DIRECTIONS:
Every line of the listing that holds the word "glyph" should be returned.

○ ○ ○ ○ ○ ○ ○

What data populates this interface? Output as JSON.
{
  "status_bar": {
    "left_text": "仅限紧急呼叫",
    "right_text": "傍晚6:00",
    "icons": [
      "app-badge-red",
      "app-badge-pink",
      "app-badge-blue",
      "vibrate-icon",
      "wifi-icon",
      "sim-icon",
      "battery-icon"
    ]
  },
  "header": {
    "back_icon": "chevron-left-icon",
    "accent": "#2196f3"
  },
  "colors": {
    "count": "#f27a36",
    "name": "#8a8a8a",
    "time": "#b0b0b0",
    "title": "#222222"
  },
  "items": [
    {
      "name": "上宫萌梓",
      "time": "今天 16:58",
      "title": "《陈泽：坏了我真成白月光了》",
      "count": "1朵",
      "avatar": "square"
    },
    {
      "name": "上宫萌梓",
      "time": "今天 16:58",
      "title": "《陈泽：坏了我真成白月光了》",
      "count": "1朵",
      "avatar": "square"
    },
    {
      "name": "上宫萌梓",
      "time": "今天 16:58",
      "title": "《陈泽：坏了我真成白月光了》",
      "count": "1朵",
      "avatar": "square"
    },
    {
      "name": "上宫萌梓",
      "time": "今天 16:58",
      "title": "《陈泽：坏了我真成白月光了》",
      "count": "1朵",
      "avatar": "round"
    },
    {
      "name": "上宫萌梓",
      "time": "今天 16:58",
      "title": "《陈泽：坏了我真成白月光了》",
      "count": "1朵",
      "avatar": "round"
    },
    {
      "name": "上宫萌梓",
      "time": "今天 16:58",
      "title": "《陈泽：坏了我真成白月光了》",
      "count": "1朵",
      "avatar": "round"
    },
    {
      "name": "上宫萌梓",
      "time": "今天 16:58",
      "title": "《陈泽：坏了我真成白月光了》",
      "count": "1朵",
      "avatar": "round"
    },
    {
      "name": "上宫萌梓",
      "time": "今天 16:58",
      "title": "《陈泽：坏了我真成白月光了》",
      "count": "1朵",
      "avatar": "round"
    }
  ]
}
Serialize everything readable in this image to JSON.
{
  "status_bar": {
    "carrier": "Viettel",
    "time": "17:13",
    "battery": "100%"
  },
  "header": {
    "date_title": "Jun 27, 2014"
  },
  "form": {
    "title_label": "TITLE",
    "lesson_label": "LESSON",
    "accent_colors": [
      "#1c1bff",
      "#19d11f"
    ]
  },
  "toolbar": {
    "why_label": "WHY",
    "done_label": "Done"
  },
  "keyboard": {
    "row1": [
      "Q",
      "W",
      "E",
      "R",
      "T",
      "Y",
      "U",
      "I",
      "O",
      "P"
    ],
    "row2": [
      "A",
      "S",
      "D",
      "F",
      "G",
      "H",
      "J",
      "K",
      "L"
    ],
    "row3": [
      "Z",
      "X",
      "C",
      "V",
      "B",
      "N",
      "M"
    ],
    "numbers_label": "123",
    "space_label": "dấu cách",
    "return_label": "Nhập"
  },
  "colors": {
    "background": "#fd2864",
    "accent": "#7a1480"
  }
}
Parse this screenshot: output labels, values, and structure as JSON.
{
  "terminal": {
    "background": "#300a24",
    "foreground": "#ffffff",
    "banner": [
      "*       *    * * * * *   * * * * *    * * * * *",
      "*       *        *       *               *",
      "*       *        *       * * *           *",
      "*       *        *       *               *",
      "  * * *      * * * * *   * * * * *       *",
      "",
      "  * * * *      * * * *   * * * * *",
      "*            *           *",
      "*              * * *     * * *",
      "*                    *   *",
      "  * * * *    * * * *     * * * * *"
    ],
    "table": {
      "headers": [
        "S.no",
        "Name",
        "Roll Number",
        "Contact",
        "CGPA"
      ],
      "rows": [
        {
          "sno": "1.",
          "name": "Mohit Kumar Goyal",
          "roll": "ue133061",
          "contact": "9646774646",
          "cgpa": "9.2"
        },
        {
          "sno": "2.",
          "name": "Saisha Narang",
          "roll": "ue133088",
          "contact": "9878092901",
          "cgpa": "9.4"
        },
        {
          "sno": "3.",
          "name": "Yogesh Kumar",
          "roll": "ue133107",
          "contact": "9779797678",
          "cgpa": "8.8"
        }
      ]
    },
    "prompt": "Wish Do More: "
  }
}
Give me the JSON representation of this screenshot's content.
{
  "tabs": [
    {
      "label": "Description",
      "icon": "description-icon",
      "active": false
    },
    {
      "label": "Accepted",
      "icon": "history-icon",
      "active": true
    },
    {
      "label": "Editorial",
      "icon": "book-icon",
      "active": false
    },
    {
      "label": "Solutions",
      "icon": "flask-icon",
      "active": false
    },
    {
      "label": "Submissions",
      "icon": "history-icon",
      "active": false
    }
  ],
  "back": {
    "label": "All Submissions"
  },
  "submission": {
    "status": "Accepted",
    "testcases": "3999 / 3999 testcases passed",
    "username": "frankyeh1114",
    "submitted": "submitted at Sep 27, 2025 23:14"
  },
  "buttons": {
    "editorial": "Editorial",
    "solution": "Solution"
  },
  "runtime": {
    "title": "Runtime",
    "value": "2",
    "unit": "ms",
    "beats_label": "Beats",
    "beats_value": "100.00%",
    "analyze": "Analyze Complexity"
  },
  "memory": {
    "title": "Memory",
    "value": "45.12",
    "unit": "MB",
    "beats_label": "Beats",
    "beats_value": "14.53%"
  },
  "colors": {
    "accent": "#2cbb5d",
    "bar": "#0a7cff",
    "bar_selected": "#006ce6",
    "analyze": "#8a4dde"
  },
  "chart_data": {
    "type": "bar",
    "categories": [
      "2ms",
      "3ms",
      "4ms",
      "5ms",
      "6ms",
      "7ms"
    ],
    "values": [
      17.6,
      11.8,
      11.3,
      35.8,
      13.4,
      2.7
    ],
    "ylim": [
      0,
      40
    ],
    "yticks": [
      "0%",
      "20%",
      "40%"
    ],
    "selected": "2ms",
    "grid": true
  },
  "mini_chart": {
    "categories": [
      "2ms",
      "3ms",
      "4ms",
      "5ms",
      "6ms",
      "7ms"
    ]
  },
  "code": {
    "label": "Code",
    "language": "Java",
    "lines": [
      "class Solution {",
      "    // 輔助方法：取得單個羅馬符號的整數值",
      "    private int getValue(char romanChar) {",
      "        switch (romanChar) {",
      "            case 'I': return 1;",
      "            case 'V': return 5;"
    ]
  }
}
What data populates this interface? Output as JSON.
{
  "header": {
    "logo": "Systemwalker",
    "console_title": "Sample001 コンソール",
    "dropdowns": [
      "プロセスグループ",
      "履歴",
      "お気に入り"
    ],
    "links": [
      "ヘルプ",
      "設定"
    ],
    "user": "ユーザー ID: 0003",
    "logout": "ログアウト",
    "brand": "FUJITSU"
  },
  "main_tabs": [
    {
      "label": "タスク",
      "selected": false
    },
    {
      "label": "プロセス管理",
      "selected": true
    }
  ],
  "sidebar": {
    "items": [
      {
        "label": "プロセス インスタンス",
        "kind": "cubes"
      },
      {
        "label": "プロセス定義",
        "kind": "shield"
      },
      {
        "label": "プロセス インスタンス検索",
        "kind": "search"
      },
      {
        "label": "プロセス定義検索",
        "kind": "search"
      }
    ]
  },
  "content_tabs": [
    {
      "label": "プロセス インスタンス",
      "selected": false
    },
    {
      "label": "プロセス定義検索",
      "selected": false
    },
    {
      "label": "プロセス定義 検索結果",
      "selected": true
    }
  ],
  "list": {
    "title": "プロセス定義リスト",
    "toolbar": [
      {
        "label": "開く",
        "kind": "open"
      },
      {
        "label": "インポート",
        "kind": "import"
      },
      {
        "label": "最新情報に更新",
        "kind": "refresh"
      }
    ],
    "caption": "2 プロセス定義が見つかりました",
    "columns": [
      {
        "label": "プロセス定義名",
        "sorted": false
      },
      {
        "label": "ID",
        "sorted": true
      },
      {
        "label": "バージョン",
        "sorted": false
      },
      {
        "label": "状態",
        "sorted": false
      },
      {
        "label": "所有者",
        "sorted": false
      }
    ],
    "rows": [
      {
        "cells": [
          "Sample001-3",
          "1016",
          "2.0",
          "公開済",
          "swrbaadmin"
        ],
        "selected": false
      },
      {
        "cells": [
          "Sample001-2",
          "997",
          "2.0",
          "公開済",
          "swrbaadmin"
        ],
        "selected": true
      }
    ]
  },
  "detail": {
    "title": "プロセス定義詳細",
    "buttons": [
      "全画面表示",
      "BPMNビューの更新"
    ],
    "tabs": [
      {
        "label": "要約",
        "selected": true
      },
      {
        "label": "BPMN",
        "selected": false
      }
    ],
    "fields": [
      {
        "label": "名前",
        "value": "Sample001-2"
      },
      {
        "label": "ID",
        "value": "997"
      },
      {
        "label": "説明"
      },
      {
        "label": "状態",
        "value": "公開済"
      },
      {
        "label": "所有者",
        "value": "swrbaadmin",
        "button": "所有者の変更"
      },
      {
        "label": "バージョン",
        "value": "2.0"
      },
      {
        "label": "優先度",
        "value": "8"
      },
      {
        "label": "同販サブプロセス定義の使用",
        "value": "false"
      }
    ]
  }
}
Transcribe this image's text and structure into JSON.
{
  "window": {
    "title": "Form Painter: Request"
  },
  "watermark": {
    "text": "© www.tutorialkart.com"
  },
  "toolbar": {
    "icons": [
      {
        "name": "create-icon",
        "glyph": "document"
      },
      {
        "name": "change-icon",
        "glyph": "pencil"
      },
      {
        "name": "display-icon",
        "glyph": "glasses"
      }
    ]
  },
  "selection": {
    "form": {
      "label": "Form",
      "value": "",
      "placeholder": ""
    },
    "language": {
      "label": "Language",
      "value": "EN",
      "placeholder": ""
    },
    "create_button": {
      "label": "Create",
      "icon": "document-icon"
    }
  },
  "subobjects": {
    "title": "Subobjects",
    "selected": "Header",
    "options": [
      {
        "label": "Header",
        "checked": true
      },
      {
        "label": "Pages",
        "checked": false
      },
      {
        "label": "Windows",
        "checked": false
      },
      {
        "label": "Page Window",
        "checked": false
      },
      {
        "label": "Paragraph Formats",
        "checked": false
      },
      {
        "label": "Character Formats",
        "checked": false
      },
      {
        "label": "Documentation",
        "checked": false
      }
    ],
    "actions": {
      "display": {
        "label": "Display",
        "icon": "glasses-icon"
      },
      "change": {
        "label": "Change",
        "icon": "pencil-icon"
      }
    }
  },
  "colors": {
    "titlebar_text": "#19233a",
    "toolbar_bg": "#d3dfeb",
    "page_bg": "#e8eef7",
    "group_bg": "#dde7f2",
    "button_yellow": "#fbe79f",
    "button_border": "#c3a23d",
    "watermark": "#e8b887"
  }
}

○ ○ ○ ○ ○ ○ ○

WRITTEN SOLUTION:
        "glyph": "document"
        "glyph": "pencil"
        "glyph": "glasses"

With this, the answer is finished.